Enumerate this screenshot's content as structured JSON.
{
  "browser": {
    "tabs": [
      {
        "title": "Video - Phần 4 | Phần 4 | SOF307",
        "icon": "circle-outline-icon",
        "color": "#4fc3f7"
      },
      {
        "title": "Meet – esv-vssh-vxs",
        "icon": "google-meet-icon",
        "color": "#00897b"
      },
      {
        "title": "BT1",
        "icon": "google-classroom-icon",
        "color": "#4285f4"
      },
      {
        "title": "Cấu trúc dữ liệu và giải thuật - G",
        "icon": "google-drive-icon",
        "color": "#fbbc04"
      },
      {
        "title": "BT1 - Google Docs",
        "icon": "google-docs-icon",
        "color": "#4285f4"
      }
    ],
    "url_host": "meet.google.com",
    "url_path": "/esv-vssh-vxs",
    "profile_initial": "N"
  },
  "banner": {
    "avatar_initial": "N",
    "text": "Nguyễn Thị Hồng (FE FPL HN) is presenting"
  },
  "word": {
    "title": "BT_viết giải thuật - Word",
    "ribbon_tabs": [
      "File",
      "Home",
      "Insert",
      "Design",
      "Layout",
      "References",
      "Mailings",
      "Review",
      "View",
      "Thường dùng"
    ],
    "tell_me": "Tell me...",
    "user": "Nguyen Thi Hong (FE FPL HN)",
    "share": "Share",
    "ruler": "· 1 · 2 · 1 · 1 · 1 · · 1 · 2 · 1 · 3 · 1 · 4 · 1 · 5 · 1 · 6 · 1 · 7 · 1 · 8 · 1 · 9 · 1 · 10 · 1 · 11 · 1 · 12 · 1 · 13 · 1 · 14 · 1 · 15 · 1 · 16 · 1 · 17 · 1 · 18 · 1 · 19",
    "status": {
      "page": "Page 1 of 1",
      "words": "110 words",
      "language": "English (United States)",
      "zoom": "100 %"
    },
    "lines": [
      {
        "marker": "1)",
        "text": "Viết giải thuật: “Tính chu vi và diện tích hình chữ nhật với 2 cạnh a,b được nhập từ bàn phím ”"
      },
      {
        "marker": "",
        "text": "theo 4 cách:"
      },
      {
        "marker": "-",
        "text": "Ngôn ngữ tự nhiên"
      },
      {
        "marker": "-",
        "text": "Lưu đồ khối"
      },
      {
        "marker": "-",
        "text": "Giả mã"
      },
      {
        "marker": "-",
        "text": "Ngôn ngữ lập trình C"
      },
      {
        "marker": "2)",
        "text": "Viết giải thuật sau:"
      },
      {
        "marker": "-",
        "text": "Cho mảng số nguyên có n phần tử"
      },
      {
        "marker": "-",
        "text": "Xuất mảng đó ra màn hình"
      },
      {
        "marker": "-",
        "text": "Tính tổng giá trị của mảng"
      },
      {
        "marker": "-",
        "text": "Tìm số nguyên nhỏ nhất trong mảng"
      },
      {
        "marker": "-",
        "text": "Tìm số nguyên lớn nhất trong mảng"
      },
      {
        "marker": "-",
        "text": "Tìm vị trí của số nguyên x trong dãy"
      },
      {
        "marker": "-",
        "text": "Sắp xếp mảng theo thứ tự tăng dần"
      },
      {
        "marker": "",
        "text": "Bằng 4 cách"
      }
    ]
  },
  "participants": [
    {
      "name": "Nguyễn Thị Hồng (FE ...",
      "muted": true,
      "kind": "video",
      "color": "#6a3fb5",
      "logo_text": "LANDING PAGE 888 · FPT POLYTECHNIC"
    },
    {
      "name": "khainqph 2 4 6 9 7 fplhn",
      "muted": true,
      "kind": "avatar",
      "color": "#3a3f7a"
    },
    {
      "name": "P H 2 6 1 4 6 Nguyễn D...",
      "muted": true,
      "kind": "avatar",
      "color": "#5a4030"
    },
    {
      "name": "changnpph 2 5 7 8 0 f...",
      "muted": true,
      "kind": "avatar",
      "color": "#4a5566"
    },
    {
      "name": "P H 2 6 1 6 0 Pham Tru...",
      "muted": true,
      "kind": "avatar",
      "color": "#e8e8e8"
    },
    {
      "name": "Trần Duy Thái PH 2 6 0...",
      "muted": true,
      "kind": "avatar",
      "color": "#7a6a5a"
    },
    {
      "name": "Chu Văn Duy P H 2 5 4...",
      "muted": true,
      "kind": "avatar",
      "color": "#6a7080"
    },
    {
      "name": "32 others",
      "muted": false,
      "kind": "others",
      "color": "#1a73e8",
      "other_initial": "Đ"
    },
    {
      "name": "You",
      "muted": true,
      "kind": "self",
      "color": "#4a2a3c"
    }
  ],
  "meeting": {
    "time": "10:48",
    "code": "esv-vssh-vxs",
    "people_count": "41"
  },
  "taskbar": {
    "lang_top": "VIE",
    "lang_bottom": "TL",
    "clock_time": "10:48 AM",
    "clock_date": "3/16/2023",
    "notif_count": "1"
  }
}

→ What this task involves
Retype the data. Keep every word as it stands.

→ Your solution
Enumerate this screenshot's content as structured JSON.
{
  "browser": {
    "tabs": [
      {
        "title": "Video - Phần 4 | Phần 4 | SOF307",
        "icon": "circle-outline-icon",
        "color": "#4fc3f7"
      },
      {
        "title": "Meet – esv-vssh-vxs",
        "icon": "google-meet-icon",
        "color": "#00897b"
      },
      {
        "title": "BT1",
        "icon": "google-classroom-icon",
        "color": "#4285f4"
      },
      {
        "title": "Cấu trúc dữ liệu và giải thuật - G",
        "icon": "google-drive-icon",
        "color": "#fbbc04"
      },
      {
        "title": "BT1 - Google Docs",
        "icon": "google-docs-icon",
        "color": "#4285f4"
      }
    ],
    "url_host": "meet.google.com",
    "url_path": "/esv-vssh-vxs",
    "profile_initial": "N"
  },
  "banner": {
    "avatar_initial": "N",
    "text": "Nguyễn Thị Hồng (FE FPL HN) is presenting"
  },
  "word": {
    "title": "BT_viết giải thuật - Word",
    "ribbon_tabs": [
      "File",
      "Home",
      "Insert",
      "Design",
      "Layout",
      "References",
      "Mailings",
      "Review",
      "View",
      "Thường dùng"
    ],
    "tell_me": "Tell me...",
    "user": "Nguyen Thi Hong (FE FPL HN)",
    "share": "Share",
    "ruler": "· 1 · 2 · 1 · 1 · 1 · · 1 · 2 · 1 · 3 · 1 · 4 · 1 · 5 · 1 · 6 · 1 · 7 · 1 · 8 · 1 · 9 · 1 · 10 · 1 · 11 · 1 · 12 · 1 · 13 · 1 · 14 · 1 · 15 · 1 · 16 · 1 · 17 · 1 · 18 · 1 · 19",
    "status": {
      "page": "Page 1 of 1",
      "words": "110 words",
      "language": "English (United States)",
      "zoom": "100 %"
    },
    "lines": [
      {
        "marker": "1)",
        "text": "Viết giải thuật: “Tính chu vi và diện tích hình chữ nhật với 2 cạnh a,b được nhập từ bàn phím ”"
      },
      {
        "marker": "",
        "text": "theo 4 cách:"
      },
      {
        "marker": "-",
        "text": "Ngôn ngữ tự nhiên"
      },
      {
        "marker": "-",
        "text": "Lưu đồ khối"
      },
      {
        "marker": "-",
        "text": "Giả mã"
      },
      {
        "marker": "-",
        "text": "Ngôn ngữ lập trình C"
      },
      {
        "marker": "2)",
        "text": "Viết giải thuật sau:"
      },
      {
        "marker": "-",
        "text": "Cho mảng số nguyên có n phần tử"
      },
      {
        "marker": "-",
        "text": "Xuất mảng đó ra màn hình"
      },
      {
        "marker": "-",
        "text": "Tính tổng giá trị của mảng"
      },
      {
        "marker": "-",
        "text": "Tìm số nguyên nhỏ nhất trong mảng"
      },
      {
        "marker": "-",
        "text": "Tìm số nguyên lớn nhất trong mảng"
      },
      {
        "marker": "-",
        "text": "Tìm vị trí của số nguyên x trong dãy"
      },
      {
        "marker": "-",
        "text": "Sắp xếp mảng theo thứ tự tăng dần"
      },
      {
        "marker": "",
        "text": "Bằng 4 cách"
      }
    ]
  },
  "participants": [
    {
      "name": "Nguyễn Thị Hồng (FE ...",
      "muted": true,
      "kind": "video",
      "color": "#6a3fb5",
      "logo_text": "LANDING PAGE 888 · FPT POLYTECHNIC"
    },
    {
      "name": "khainqph 2 4 6 9 7 fplhn",
      "muted": true,
      "kind": "avatar",
      "color": "#3a3f7a"
    },
    {
      "name": "P H 2 6 1 4 6 Nguyễn D...",
      "muted": true,
      "kind": "avatar",
      "color": "#5a4030"
    },
    {
      "name": "changnpph 2 5 7 8 0 f...",
      "muted": true,
      "kind": "avatar",
      "color": "#4a5566"
    },
    {
      "name": "P H 2 6 1 6 0 Pham Tru...",
      "muted": true,
      "kind": "avatar",
      "color": "#e8e8e8"
    },
    {
      "name": "Trần Duy Thái PH 2 6 0...",
      "muted": true,
      "kind": "avatar",
      "color": "#7a6a5a"
    },
    {
      "name": "Chu Văn Duy P H 2 5 4...",
      "muted": true,
      "kind": "avatar",
      "color": "#6a7080"
    },
    {
      "name": "32 others",
      "muted": false,
      "kind": "others",
      "color": "#1a73e8",
      "other_initial": "Đ"
    },
    {
      "name": "You",
      "muted": true,
      "kind": "self",
      "color": "#4a2a3c"
    }
  ],
  "meeting": {
    "time": "10:48",
    "code": "esv-vssh-vxs",
    "people_count": "41"
  },
  "taskbar": {
    "lang_top": "VIE",
    "lang_bottom": "TL",
    "clock_time": "10:48 AM",
    "clock_date": "3/16/2023",
    "notif_count": "1"
  }
}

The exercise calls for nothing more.